Today's subject is science. But before you start rolling your eyes, please note that I'm not going to write so much about the actual subject as I am about a few special scientists. Women have made huge contributions to science but, really, how many lady scientists can you name? If you're like most, you remember Madam Curie and that's about it. But so many women have made considerable contributions to this field that I can't possibly discuss them all here. I will try to list some that you may know, but probably from other industries. And I'll tell you about a few very early scientists that have gotten lost in time.
1. Hypatia was born somewhere between 350 and 370 and died 415 AD. She was a Hellenistic Neoplatonist philosopher, astronomer, and mathematician, who lived in Alexandria, Egypt, then part of the Eastern Roman Empire. She was a prominent thinker of the Neoplatonic school in Alexandria, where she taught philosophy and astronomy.
2. Mary or Maria the Jewess, also known as Mary the Prophetess, is an early alchemist who is known from the works of the Gnostic Christian writer Zosimos of Panopolis. On the basis of Zosimos's comments, she lived between the first and third centuries.
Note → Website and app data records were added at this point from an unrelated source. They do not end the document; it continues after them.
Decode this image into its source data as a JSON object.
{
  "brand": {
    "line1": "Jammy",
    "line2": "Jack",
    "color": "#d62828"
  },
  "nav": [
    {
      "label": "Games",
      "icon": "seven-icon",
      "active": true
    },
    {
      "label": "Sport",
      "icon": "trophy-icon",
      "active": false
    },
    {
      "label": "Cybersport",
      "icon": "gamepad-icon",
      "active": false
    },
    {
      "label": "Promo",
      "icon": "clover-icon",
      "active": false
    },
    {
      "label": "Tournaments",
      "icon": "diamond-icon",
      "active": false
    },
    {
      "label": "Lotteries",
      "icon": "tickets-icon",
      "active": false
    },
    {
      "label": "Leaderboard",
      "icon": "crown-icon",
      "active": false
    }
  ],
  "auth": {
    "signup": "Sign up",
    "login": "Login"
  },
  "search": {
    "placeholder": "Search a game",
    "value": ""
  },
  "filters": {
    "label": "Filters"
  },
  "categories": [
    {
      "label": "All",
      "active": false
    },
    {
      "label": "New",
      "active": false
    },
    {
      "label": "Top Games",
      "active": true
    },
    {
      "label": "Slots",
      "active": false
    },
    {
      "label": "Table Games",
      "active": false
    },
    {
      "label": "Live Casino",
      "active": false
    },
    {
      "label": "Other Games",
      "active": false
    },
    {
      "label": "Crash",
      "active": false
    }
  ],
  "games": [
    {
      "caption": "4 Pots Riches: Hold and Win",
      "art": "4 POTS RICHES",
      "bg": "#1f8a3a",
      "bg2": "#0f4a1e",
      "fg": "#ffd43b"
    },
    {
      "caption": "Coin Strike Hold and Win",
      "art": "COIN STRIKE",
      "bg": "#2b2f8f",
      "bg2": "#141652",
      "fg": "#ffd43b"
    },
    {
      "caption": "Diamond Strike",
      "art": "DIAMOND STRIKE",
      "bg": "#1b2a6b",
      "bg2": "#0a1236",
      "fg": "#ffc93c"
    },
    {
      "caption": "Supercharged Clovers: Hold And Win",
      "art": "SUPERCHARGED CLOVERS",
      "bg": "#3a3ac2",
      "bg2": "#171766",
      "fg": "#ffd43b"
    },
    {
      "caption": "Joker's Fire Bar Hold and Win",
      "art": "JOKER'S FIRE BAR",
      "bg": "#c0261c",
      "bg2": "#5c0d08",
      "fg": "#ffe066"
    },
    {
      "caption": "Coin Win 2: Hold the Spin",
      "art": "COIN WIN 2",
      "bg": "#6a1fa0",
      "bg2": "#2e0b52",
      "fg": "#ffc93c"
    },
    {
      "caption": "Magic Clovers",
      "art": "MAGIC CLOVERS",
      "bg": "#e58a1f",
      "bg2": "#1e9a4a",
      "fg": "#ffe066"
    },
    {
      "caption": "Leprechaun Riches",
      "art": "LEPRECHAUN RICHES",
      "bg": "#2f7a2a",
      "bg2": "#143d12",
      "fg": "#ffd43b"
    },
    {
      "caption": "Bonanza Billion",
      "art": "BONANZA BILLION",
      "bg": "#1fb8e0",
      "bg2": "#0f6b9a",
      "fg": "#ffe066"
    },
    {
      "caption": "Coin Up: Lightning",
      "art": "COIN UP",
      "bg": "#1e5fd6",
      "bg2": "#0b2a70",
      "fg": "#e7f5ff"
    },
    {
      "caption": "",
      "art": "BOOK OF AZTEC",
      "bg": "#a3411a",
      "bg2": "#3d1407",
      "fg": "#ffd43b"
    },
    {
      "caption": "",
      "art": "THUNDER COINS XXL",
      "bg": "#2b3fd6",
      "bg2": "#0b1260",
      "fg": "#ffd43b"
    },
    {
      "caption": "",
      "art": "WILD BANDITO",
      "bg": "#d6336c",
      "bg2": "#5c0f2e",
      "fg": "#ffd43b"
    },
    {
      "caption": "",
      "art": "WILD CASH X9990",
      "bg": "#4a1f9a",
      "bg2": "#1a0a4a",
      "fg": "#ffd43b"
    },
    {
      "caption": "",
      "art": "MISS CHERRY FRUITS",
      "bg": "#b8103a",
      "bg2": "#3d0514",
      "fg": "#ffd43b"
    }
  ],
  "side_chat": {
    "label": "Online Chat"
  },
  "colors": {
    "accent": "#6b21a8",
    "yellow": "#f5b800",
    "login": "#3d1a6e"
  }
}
She is credited with the invention of several kinds of chemical apparatus and is considered to be the first true alchemist of the Western world.
3. Mary Anning (1799 - 1847) Mary was an English fossil collector, dealer, and paleontologist who became known around the world for important finds she made in Jurassic marine fossil beds in the cliffs along the English Channel at Lyme Regis in the county of Dorset in Southwest England.
4. Ada Lovelace (1815-1852) Augusta Ada King, Countess of Lovelace was an English mathematician and writer, chiefly known for her work on Charles Babbage's proposed mechanical general-purpose computer, the Analytical Engine.
5. Beatrix Potter (1866- 1943) Helen Beatrix Potter was an English writer, illustrator, natural scientist, and conservationist best known for her children's books featuring animals, such as those in The Tale of Peter Rabbit. Born into an upper-class household, Potter was educated by governesses and grew up isolated from other children.
6. Janaki Ammal (1897-1984) She was an Indian botanist who conducted scientific research in cytogenetics and phytogeography. Her most notable work involves those on sugarcane and the eggplant. She has collected various valuable plants of medicinal and economic value from the rain forests of Kerala.
7. Clara Barton (1821 - 1912) Clara Barton is famous for her work during the Civil War. She is also credited with founding the American Red Cross. A self-taught nurse, she is credited with spearheading the civilian medical response to the carnage of the Civil War, directing much of the nursing care and regularly leading drives for supplies.
8. Elizabeth Arden (1884 - 1966) Ms. Arden is most known as the original queen of the cosmetic industry and her Elizabeth Arden line of make-up and skin care is still available today. But what you might not know about her is that at the beginning of her career, she formulated the products that she then manufactured and sold. Her most famous product, the miracle Eight Hour Cream was originally formulated to help one of her prize horses that had been badly burned in a fire. The cream is credited with saving the horse and worked such wonders on him that it was packaged and sold as a skin balm for humans. Eight Hour Cream is still Arden's best-selling product.
9. Hedy Lamarr (1914 - 2000) This extraordinarily beautiful woman was a Hollywood screen siren in the 1940s. What you might not know about Hedy Lamarr is that she was also an inventor. And not just any inventor! She developed many items, some successful and some not. Ms. Lamarr is credit as being the person responsible for the development of WiFi. Her patent for frequency-hopping technology in 1941 became the precursor for today's secure WiFi, GPS, and Bluetooth.
10. Margaret Roberts Thatcher (1925 - 2013) The famous "Iron Lady" of the British Parliament for a little over 11 years. As a young woman, Margaret studied at Oxford University and graduated with a degree in science, specializing in X-ray crystallography. After leaving the university, Ms. Roberts worked as a research chemist for BX Plastics in Essex, England.
11, Shirley Ann Jackson (1946 - ) Ms. Jackson is an American physicist who is also the eighteenth president of the Rensselaer Polytechnic Institute. She is the first African-American woman to have earned her doctorate at the Massachusetts Institute of Technology (MIT). Way to go, Shirley!
These women aren't just notable for their contributions to science, which are exemplary, but they are also known as being some of the best role models for today's young girls.
It's all about Girl Power!
I learned a lot of really neat stuff today. I hope you did, too. Please join me back here again tomorrow for a look at friendship on National Make A Friend Day. Until then, I wish you
PS. If you want to know more about women in science, check the links below.
2. https://google.com/search/lady scientists